How Do You Show Up in Relationships?

Considering self in Relationships

I was terrified to know myself.

Throughout my childhood, considering Self was akin to selfishness. Given my Christian Conservative upbringing, we were encouraged to think solely of the needs of others. As a result, the happiness of those around me was my top priority.

But the consequence was that my soul was entirely unexplored. Those around me dictated who and how I was.

I was afraid that by dedicating time, energy, and attention to the knowing of Self, I would become self-absorbed and self-centered.

And who wants to be around someone like that?

Ultimately, I was afraid I would effectively turn others away by spending the necessary attention on knowing myself.

However, when brokenness arrives and devastates every part of your carefully constructed life, survival kicks in. You can no longer hide because, frankly, you no longer care. Getting out of bed is hard enough — fighting through the day requires every last ounce of energy.

Upon experiencing brokenness, we face a critical decision. A decision that propels us down a path destined for awakening and growth or victimhood and blame.

The former is the path of knowing the Self, turning inward, and taking up personal responsibility. The latter is the path of external focus, pointing the finger at those around us and assigning blame for why our lives are the way they are.

In response to my brokenness, I knew I must look inward for the first time. Otherwise, I would never heal. 

I saw a vision of myself 30 years from now, still broken and marked by pain and bitterness if I did not face the truth myself and assume agency to heal. 

So, I dared to know Self at the cost of disconnection from others.

To my surprise and utter delight, knowing Self has catalyzed a more significant connection than I thought possible.


My awakening to the soul within has ushered an awakening to the souls of others.

The questions I asked of myself—the complex and challenging questions that pull forth truth like a rebellious tooth stuck in its place—catalyzed conversations with others. Exploring my own soul powered the exploration of relationships. 

Below are a few questions:
Who Are You?

I love asking this simple, three-word question that is wildly profound. The answer speaks volumes of another, as every response is always different. Their answer sheds light on their value system, mission, or role in the hierarchy of their life. And, if you listen carefully, your mere response or follow-up question can guide the conversation in many directions. 

What Is One Moment That Changed You?

While their response may not be laced with vulnerability, pending the degree of intimacy you share, it opens the door to understanding “why.” We must know “Why.” The answer may be “To know another.”

What Is The Genesis Of {Fill In The Blank}?

This question intends to unpack the “Why?” behind another’s mindset, perspective, or narrative. The script we run throughout our minds is often tied to childhood experiences that shaped our worldview. To know why, we must understand the past root cause of the behavior or narrative today. 
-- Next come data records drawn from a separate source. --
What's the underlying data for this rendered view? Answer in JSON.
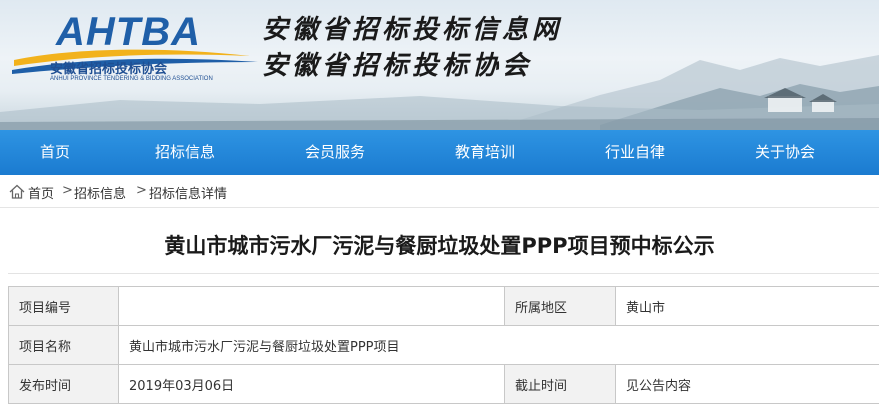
{
  "header": {
    "logo_text": "AHTBA",
    "logo_cn": "安徽省招标投标协会",
    "logo_en": "ANHUI PROVINCE TENDERING & BIDDING ASSOCIATION",
    "title_line1": "安徽省招标投标信息网",
    "title_line2": "安徽省招标投标协会"
  },
  "nav": {
    "items": [
      {
        "label": "首页"
      },
      {
        "label": "招标信息"
      },
      {
        "label": "会员服务"
      },
      {
        "label": "教育培训"
      },
      {
        "label": "行业自律"
      },
      {
        "label": "关于协会"
      }
    ]
  },
  "breadcrumb": {
    "home": "首页",
    "sep": ">",
    "level1": "招标信息",
    "level2": "招标信息详情"
  },
  "article": {
    "title": "黄山市城市污水厂污泥与餐厨垃圾处置PPP项目预中标公示"
  },
  "info_table": {
    "project_no_label": "项目编号",
    "project_no_value": "",
    "region_label": "所属地区",
    "region_value": "黄山市",
    "project_name_label": "项目名称",
    "project_name_value": "黄山市城市污水厂污泥与餐厨垃圾处置PPP项目",
    "publish_time_label": "发布时间",
    "publish_time_value": "2019年03月06日",
    "deadline_label": "截止时间",
    "deadline_value": "见公告内容"
  },
  "colors": {
    "nav_bg": "#1f82d6",
    "logo_blue": "#1f5fa8",
    "label_bg": "#f2f2f2"
  }
}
While each of these questions deepens our understanding of another and fosters a greater dimension to conversations, they propel our knowledge of our Self. If you have yet to self-impose these questions, I encourage you to do so. 

Friends, what a beautiful thing it is: In knowing Self, we know others all the more.